* _Extracted records_:
-------
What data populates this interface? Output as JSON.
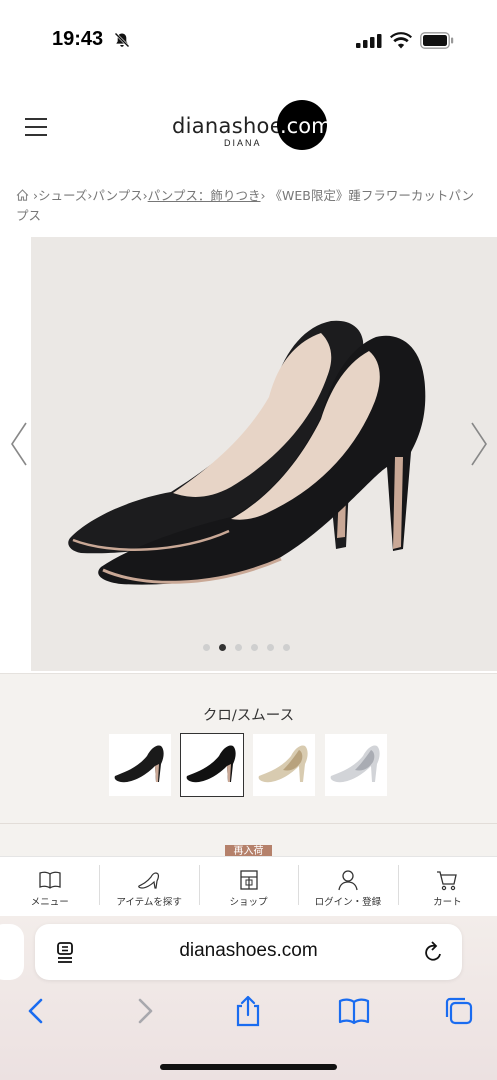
{
  "status_bar": {
    "time": "19:43"
  },
  "header": {
    "logo_main": "dianashoes",
    "logo_com": ".com",
    "logo_sub": "DIANA"
  },
  "breadcrumb": {
    "items": [
      "シューズ",
      "パンプス",
      "パンプス：飾りつき"
    ],
    "current": "《WEB限定》踵フラワーカットパンプス"
  },
  "gallery": {
    "slide_count": 6,
    "active_slide": 2
  },
  "product": {
    "color_name": "クロ/スムース",
    "swatches": [
      {
        "name": "black-suede",
        "color": "#1a1a1a"
      },
      {
        "name": "black-smooth",
        "color": "#111111",
        "selected": true
      },
      {
        "name": "gold",
        "color": "#d8cbb0"
      },
      {
        "name": "silver",
        "color": "#d2d4d8"
      }
    ],
    "badge": "再入荷"
  },
  "bottom_nav": [
    {
      "id": "menu",
      "label": "メニュー"
    },
    {
      "id": "search",
      "label": "アイテムを探す"
    },
    {
      "id": "shop",
      "label": "ショップ"
    },
    {
      "id": "login",
      "label": "ログイン・登録"
    },
    {
      "id": "cart",
      "label": "カート"
    }
  ],
  "safari": {
    "url": "dianashoes.com"
  },
  "colors": {
    "accent_badge": "#b5816b",
    "photo_bg": "#ebe8e5",
    "section_bg": "#f4f2ef"
  }
}
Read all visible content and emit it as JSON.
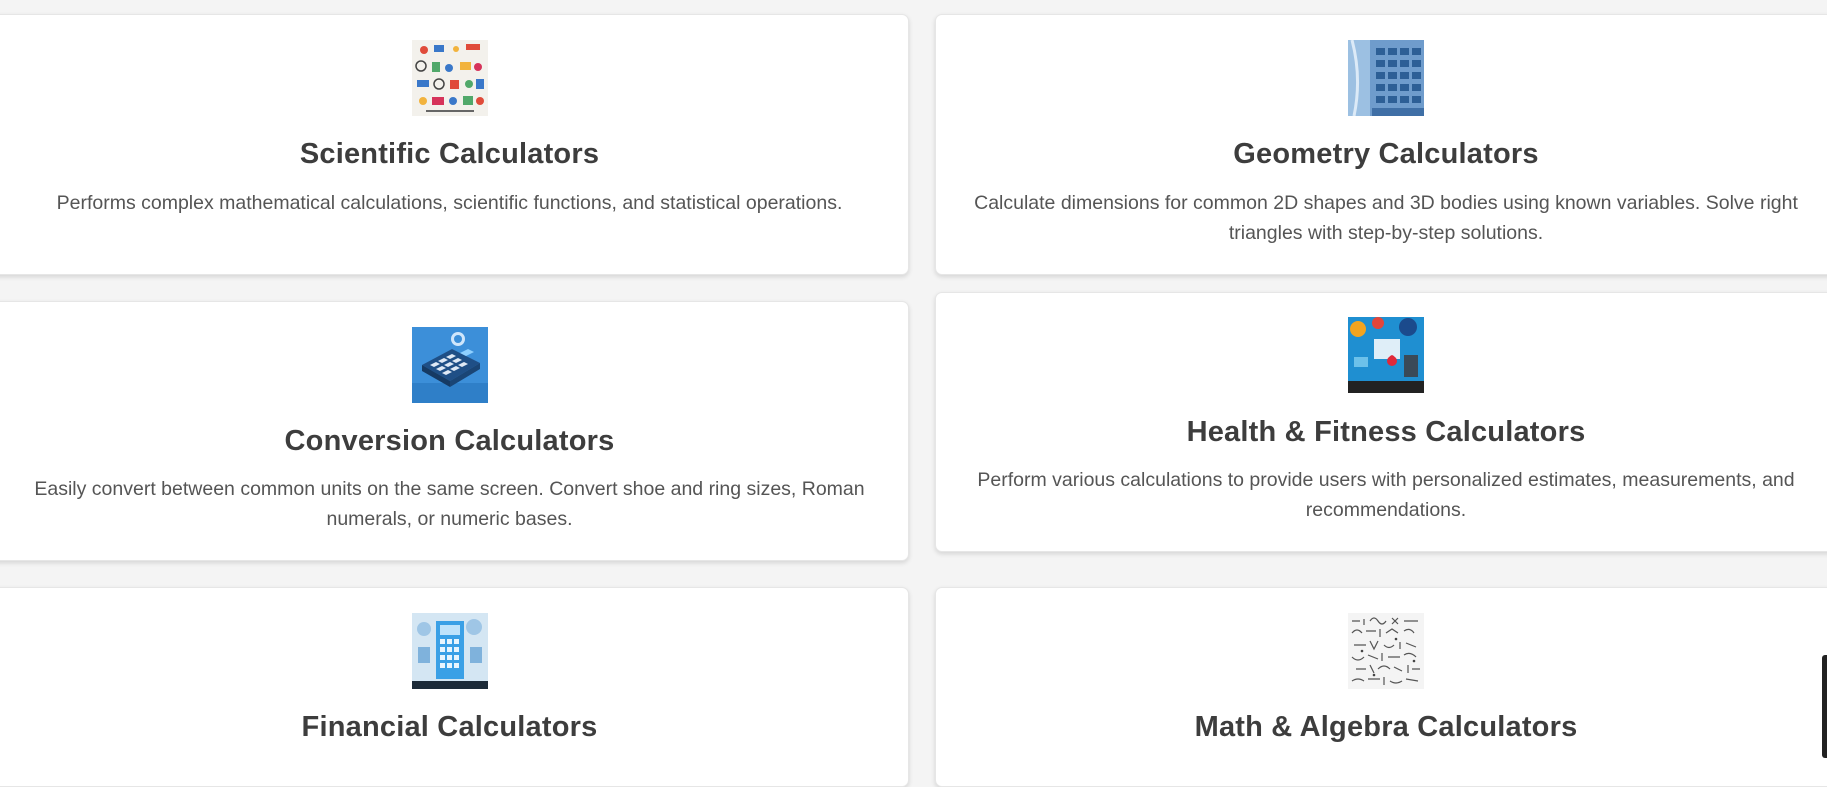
{
  "cards": [
    {
      "title": "Scientific Calculators",
      "description": "Performs complex mathematical calculations, scientific functions, and statistical operations.",
      "image": "science-collage-image"
    },
    {
      "title": "Geometry Calculators",
      "description": "Calculate dimensions for common 2D shapes and 3D bodies using known variables. Solve right triangles with step-by-step solutions.",
      "image": "blue-calculator-keypad-image"
    },
    {
      "title": "Conversion Calculators",
      "description": "Easily convert between common units on the same screen. Convert shoe and ring sizes, Roman numerals, or numeric bases.",
      "image": "isometric-calculator-image"
    },
    {
      "title": "Health & Fitness Calculators",
      "description": "Perform various calculations to provide users with personalized estimates, measurements, and recommendations.",
      "image": "health-items-image"
    },
    {
      "title": "Financial Calculators",
      "description": "",
      "image": "finance-calculator-image"
    },
    {
      "title": "Math & Algebra Calculators",
      "description": "",
      "image": "math-formulas-sketch-image"
    }
  ],
  "colors": {
    "page_background": "#f4f4f4",
    "card_background": "#ffffff",
    "title_text": "#3d3d3d",
    "body_text": "#555555"
  }
}
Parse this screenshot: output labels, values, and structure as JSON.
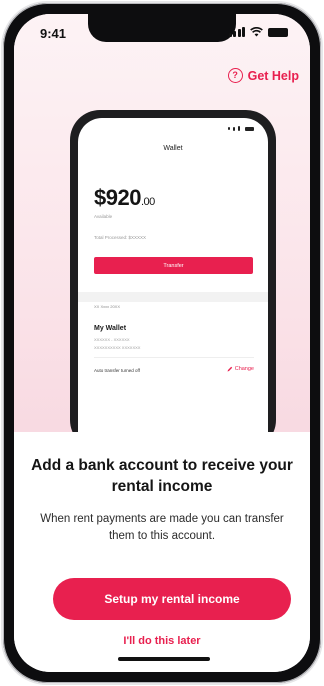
{
  "status_bar": {
    "time": "9:41"
  },
  "header": {
    "help_label": "Get Help",
    "help_icon": "?"
  },
  "preview": {
    "title": "Wallet",
    "balance_main": "$920",
    "balance_cents": ".00",
    "balance_caption": "Available",
    "total_caption": "Total Processed: $XXXXX",
    "transfer_label": "Transfer",
    "date_label": "XX Xxxx 20XX",
    "wallet_name": "My Wallet",
    "wallet_line1": "XXXXXX - XXXXXX",
    "wallet_line2": "XXXXXXXXXX XXXXXXX",
    "auto_transfer": "Auto transfer turned off",
    "change_label": "Change"
  },
  "sheet": {
    "title": "Add a bank account to receive your rental income",
    "body": "When rent payments are made you can transfer them to this account.",
    "primary_button": "Setup my rental income",
    "secondary_link": "I'll do this later"
  },
  "colors": {
    "accent": "#e8204f",
    "background_tint": "#fbe6eb"
  }
}
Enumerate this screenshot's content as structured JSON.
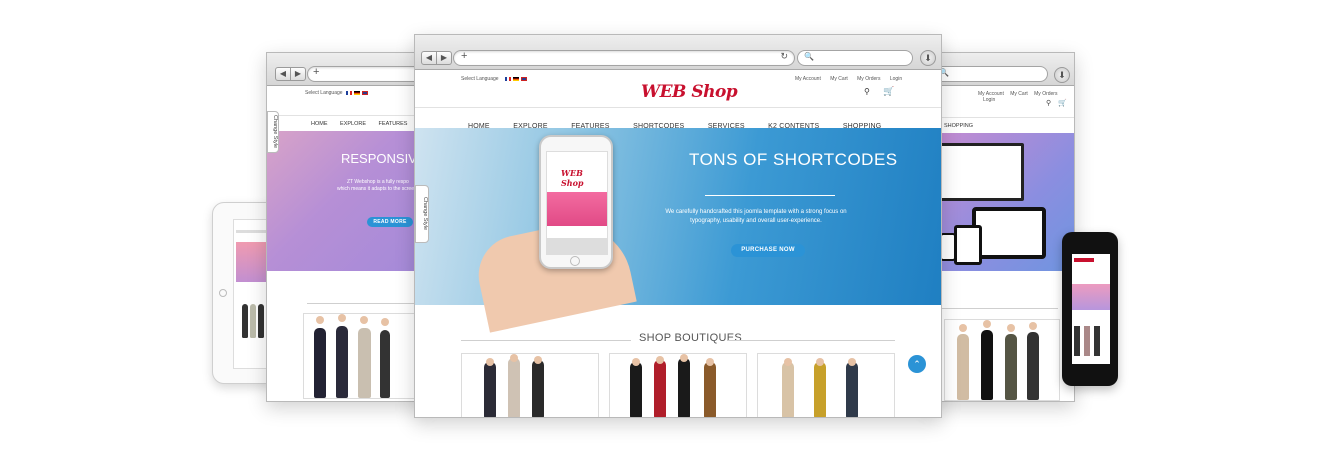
{
  "lang": {
    "label": "Select Language"
  },
  "account_links": [
    "My Account",
    "My Cart",
    "My Orders",
    "Login"
  ],
  "logo": {
    "text": "WEB Shop"
  },
  "menu": [
    "HOME",
    "EXPLORE",
    "FEATURES",
    "SHORTCODES",
    "SERVICES",
    "K2 CONTENTS",
    "SHOPPING"
  ],
  "hero": {
    "title": "TONS OF SHORTCODES",
    "text": "We carefully handcrafted this joomla template with a strong focus on typography, usability and overall user-experience.",
    "button": "PURCHASE NOW"
  },
  "section_title": "SHOP BOUTIQUES",
  "change_style": "Change Style",
  "left_browser": {
    "menu": [
      "HOME",
      "EXPLORE",
      "FEATURES"
    ],
    "hero_title": "RESPONSIVE D",
    "hero_text": [
      "ZT Webshop is a fully respo",
      "which means it adapts to the screen"
    ],
    "button": "READ MORE"
  },
  "right_browser": {
    "menu": [
      "SHOPPING"
    ]
  },
  "colors": {
    "accent": "#2b93d6",
    "logo_red": "#c8102e"
  }
}
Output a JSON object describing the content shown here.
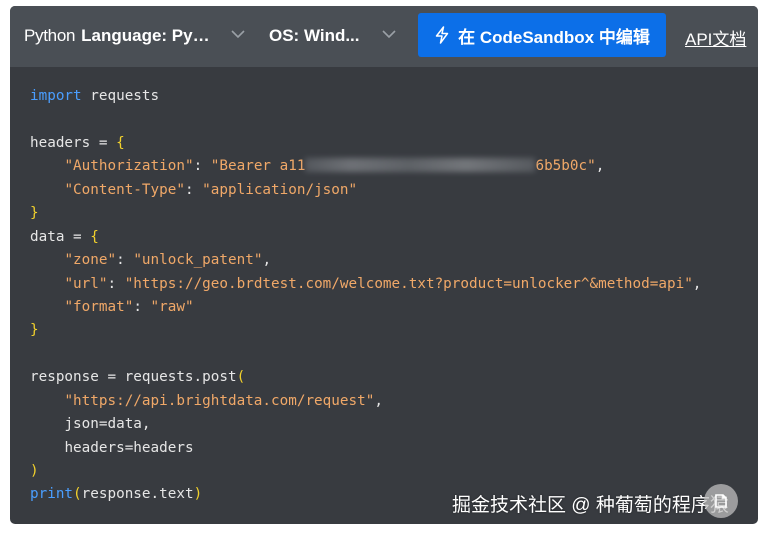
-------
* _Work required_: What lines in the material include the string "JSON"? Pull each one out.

* _Task response_:
What data populates this interface? Output as JSON.
Read all visible content and emit it as JSON.
Parse this screenshot: output labels, values, and structure as JSON.
Enumerate this screenshot's content as structured JSON.
Output a JSON object describing the content shown here.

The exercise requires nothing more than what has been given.